** Work instructions **
Drop the images. Copy every line below character for character.

═══ Extracted entries

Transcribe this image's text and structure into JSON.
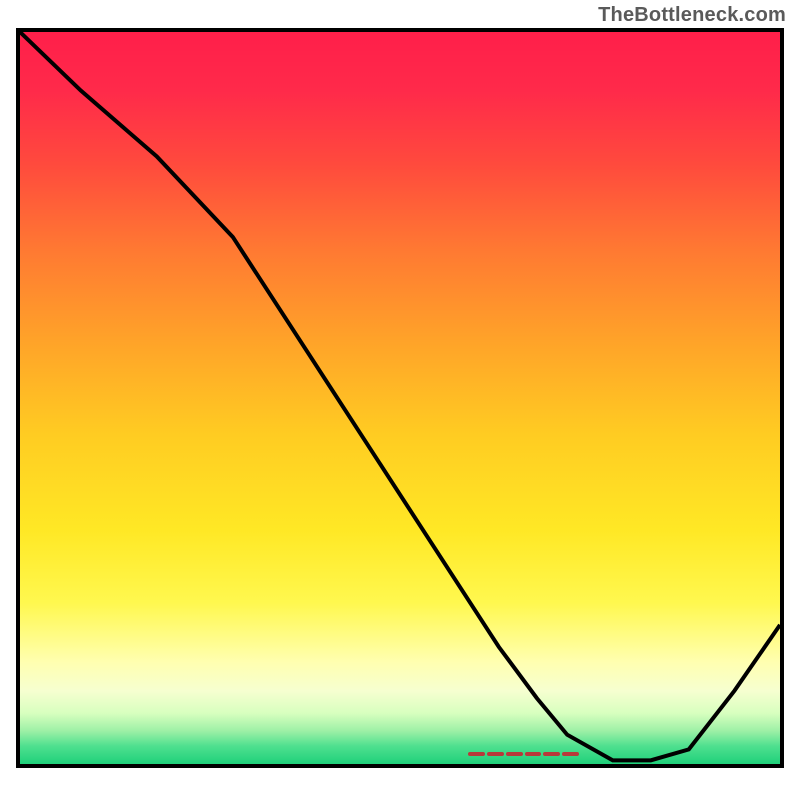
{
  "watermark": "TheBottleneck.com",
  "chart_data": {
    "type": "line",
    "title": "",
    "xlabel": "",
    "ylabel": "",
    "x_range": [
      0,
      100
    ],
    "y_range": [
      0,
      100
    ],
    "series": [
      {
        "name": "curve",
        "x": [
          0,
          8,
          18,
          28,
          38,
          48,
          58,
          63,
          68,
          72,
          78,
          83,
          88,
          94,
          100
        ],
        "y": [
          100,
          92,
          83,
          72,
          56,
          40,
          24,
          16,
          9,
          4,
          0.5,
          0.5,
          2,
          10,
          19
        ]
      }
    ],
    "baseline_highlight": {
      "x_start": 59,
      "x_end": 73.5,
      "color": "#b83a3a"
    },
    "background_gradient": {
      "stops": [
        {
          "pct": 0,
          "color": "#ff1f4a"
        },
        {
          "pct": 8,
          "color": "#ff2a4a"
        },
        {
          "pct": 18,
          "color": "#ff4a3d"
        },
        {
          "pct": 30,
          "color": "#ff7a32"
        },
        {
          "pct": 42,
          "color": "#ffa229"
        },
        {
          "pct": 55,
          "color": "#ffcc22"
        },
        {
          "pct": 68,
          "color": "#ffe825"
        },
        {
          "pct": 78,
          "color": "#fff84f"
        },
        {
          "pct": 86,
          "color": "#ffffb0"
        },
        {
          "pct": 90,
          "color": "#f6ffd0"
        },
        {
          "pct": 93,
          "color": "#d8ffbf"
        },
        {
          "pct": 95.5,
          "color": "#9df0a6"
        },
        {
          "pct": 97.5,
          "color": "#4fe08f"
        },
        {
          "pct": 100,
          "color": "#1fd07a"
        }
      ]
    }
  }
}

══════

** Problem solution **
Transcribe this image's text and structure into JSON.
{
  "watermark": "TheBottleneck.com",
  "chart_data": {
    "type": "line",
    "title": "",
    "xlabel": "",
    "ylabel": "",
    "x_range": [
      0,
      100
    ],
    "y_range": [
      0,
      100
    ],
    "series": [
      {
        "name": "curve",
        "x": [
          0,
          8,
          18,
          28,
          38,
          48,
          58,
          63,
          68,
          72,
          78,
          83,
          88,
          94,
          100
        ],
        "y": [
          100,
          92,
          83,
          72,
          56,
          40,
          24,
          16,
          9,
          4,
          0.5,
          0.5,
          2,
          10,
          19
        ]
      }
    ],
    "baseline_highlight": {
      "x_start": 59,
      "x_end": 73.5,
      "color": "#b83a3a"
    },
    "background_gradient": {
      "stops": [
        {
          "pct": 0,
          "color": "#ff1f4a"
        },
        {
          "pct": 8,
          "color": "#ff2a4a"
        },
        {
          "pct": 18,
          "color": "#ff4a3d"
        },
        {
          "pct": 30,
          "color": "#ff7a32"
        },
        {
          "pct": 42,
          "color": "#ffa229"
        },
        {
          "pct": 55,
          "color": "#ffcc22"
        },
        {
          "pct": 68,
          "color": "#ffe825"
        },
        {
          "pct": 78,
          "color": "#fff84f"
        },
        {
          "pct": 86,
          "color": "#ffffb0"
        },
        {
          "pct": 90,
          "color": "#f6ffd0"
        },
        {
          "pct": 93,
          "color": "#d8ffbf"
        },
        {
          "pct": 95.5,
          "color": "#9df0a6"
        },
        {
          "pct": 97.5,
          "color": "#4fe08f"
        },
        {
          "pct": 100,
          "color": "#1fd07a"
        }
      ]
    }
  }
}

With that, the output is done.